Research Project: Quantifying Air and Water Quality Benefits of Improved Poultry Manure Management Practices

Location: Poultry Production and Product Safety Research

Title: Soil quality assessment of an agroforestry system following long-term management in the Ozark Highlands

item YLAGAN, SHANE - University Of Arkansas
item AMORIM, AMANDA - Universidade Federal De Lavras
item Ashworth, Amanda
item SAUER, THOMAS - Universidade Federal De Lavras
item Wienhold, Brian
item Owens, Phillip
item BRYE, KRIS - University Of Arkansas

Submitted to: Agrosystems, Geosciences & Environment
Publication Type: Peer Reviewed Journal
Publication Acceptance Date: 6/21/2021
Publication Date: 8/17/2021
Citation: Yiagan, S., Amorim, A.J., Ashworth, A.J., Sauer, T.J., Wienhold, B.J., Owens, P.R., Brye, K. 2021. Soil quality assessment of an agroforestry system following long-term management in the Ozark Highlands. Agrosystems, Geosciences & Environment. 4(3). Article e20194.

Interpretive Summary: Agroforestry is a conservation land management practice that has continued to gain attention and appeal for the practice’s multiple benefits in terms of soil carbon storage and dual production usage (livestock, nuts/fruits, biofuel, and lumber). Researchers investigated the impacts of long-term management practices on soil health and quality using a framework named "Soil Management Assessment Framework" or SMAF. Although SMAF has grown in versatility and applicability in cropping systems, SMAF application in AF systems is very limited, thus using SMAF to quantify soil quality is a novel approach for identifying how management i.e., tree species and fertility source (inorganic fertilizers and poultry litter) influences dynamic soil quality properties. Researchers found that tree species respond differently to poultry litter and synthetic nitrogen, thus influencing soil quality long-term. This information can be valuable for agroforestry managers for identifying optimum fertility sources per tree species to improve soil quality in agroforesty systems.

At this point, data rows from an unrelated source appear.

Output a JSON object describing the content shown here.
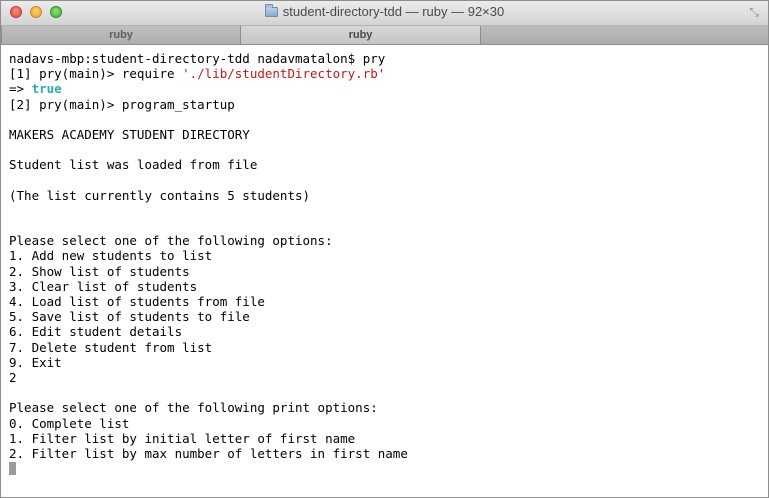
{
  "window": {
    "title": "student-directory-tdd — ruby — 92×30",
    "tabs": [
      {
        "label": "ruby"
      },
      {
        "label": "ruby"
      }
    ]
  },
  "terminal": {
    "lines": [
      {
        "parts": [
          {
            "text": "nadavs-mbp:student-directory-tdd nadavmatalon$ pry",
            "style": "normal"
          }
        ]
      },
      {
        "parts": [
          {
            "text": "[1] pry(main)> require ",
            "style": "normal"
          },
          {
            "text": "'./lib/studentDirectory.rb'",
            "style": "string"
          }
        ]
      },
      {
        "parts": [
          {
            "text": "=> ",
            "style": "normal"
          },
          {
            "text": "true",
            "style": "bool"
          }
        ]
      },
      {
        "parts": [
          {
            "text": "[2] pry(main)> program_startup",
            "style": "normal"
          }
        ]
      },
      {
        "parts": [
          {
            "text": "",
            "style": "normal"
          }
        ]
      },
      {
        "parts": [
          {
            "text": "MAKERS ACADEMY STUDENT DIRECTORY",
            "style": "normal"
          }
        ]
      },
      {
        "parts": [
          {
            "text": "",
            "style": "normal"
          }
        ]
      },
      {
        "parts": [
          {
            "text": "Student list was loaded from file",
            "style": "normal"
          }
        ]
      },
      {
        "parts": [
          {
            "text": "",
            "style": "normal"
          }
        ]
      },
      {
        "parts": [
          {
            "text": "(The list currently contains 5 students)",
            "style": "normal"
          }
        ]
      },
      {
        "parts": [
          {
            "text": "",
            "style": "normal"
          }
        ]
      },
      {
        "parts": [
          {
            "text": "",
            "style": "normal"
          }
        ]
      },
      {
        "parts": [
          {
            "text": "Please select one of the following options:",
            "style": "normal"
          }
        ]
      },
      {
        "parts": [
          {
            "text": "1. Add new students to list",
            "style": "normal"
          }
        ]
      },
      {
        "parts": [
          {
            "text": "2. Show list of students",
            "style": "normal"
          }
        ]
      },
      {
        "parts": [
          {
            "text": "3. Clear list of students",
            "style": "normal"
          }
        ]
      },
      {
        "parts": [
          {
            "text": "4. Load list of students from file",
            "style": "normal"
          }
        ]
      },
      {
        "parts": [
          {
            "text": "5. Save list of students to file",
            "style": "normal"
          }
        ]
      },
      {
        "parts": [
          {
            "text": "6. Edit student details",
            "style": "normal"
          }
        ]
      },
      {
        "parts": [
          {
            "text": "7. Delete student from list",
            "style": "normal"
          }
        ]
      },
      {
        "parts": [
          {
            "text": "9. Exit",
            "style": "normal"
          }
        ]
      },
      {
        "parts": [
          {
            "text": "2",
            "style": "normal"
          }
        ]
      },
      {
        "parts": [
          {
            "text": "",
            "style": "normal"
          }
        ]
      },
      {
        "parts": [
          {
            "text": "Please select one of the following print options:",
            "style": "normal"
          }
        ]
      },
      {
        "parts": [
          {
            "text": "0. Complete list",
            "style": "normal"
          }
        ]
      },
      {
        "parts": [
          {
            "text": "1. Filter list by initial letter of first name",
            "style": "normal"
          }
        ]
      },
      {
        "parts": [
          {
            "text": "2. Filter list by max number of letters in first name",
            "style": "normal"
          }
        ]
      }
    ],
    "colors": {
      "string": "#c41a16",
      "bool": "#2eaab5",
      "cursor": "#9b9b9b"
    }
  },
  "icons": {
    "close": "close-icon",
    "minimize": "minimize-icon",
    "maximize": "maximize-icon",
    "folder": "folder-icon",
    "fullscreen": "fullscreen-icon"
  }
}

Technical Abstract: The Soil Management Assessment Framework (SMAF) is a quantitative soil quality (SQ) evaluation tool that is widely applied to assess soil responses to specific agricultural management practices over time. Considering the reported SQ benefits of agroforestry (AF) systems and the potential usefulness of SMAF, the objective of this study was to evaluate the effects of tree species [pecan (Carya illinoinensis {Wangenh.} K. Koch) and northern red oak (Quercus rubra L.)], soil fertility source [poultry litter (PL) and inorganic nitrogen (N) fertilizer (control)], and soil depth (0-15 and 15-30 cm) on SMAF-derived SQ indices after 17 years of management at an AF site in northwest Arkansas. Averaged across soil depth, soil organic carbon score under red oak with PL application had a lower score (0.48) compared to under red oak with inorganic-N fertilizer applications (0.60) and under pecan with PL application (0.60), which did not differ from that under pecan with inorganic-N fertilizer application (0.51). Averaged across soil depth, the soil quality index (SQI) of soils under pecan that received PL applications was 1.1 times greater than that under red oak receiving PL and soils under pecan receiving inorganic-N fertilizer. Soil quality assessments in AF systems are novel as SMAF has not been used in these systems. Results of this study demonstrate that soils planted under various tree species respond dissimilarly to fertilizer sources and that agroforestry management may improve overall SQ.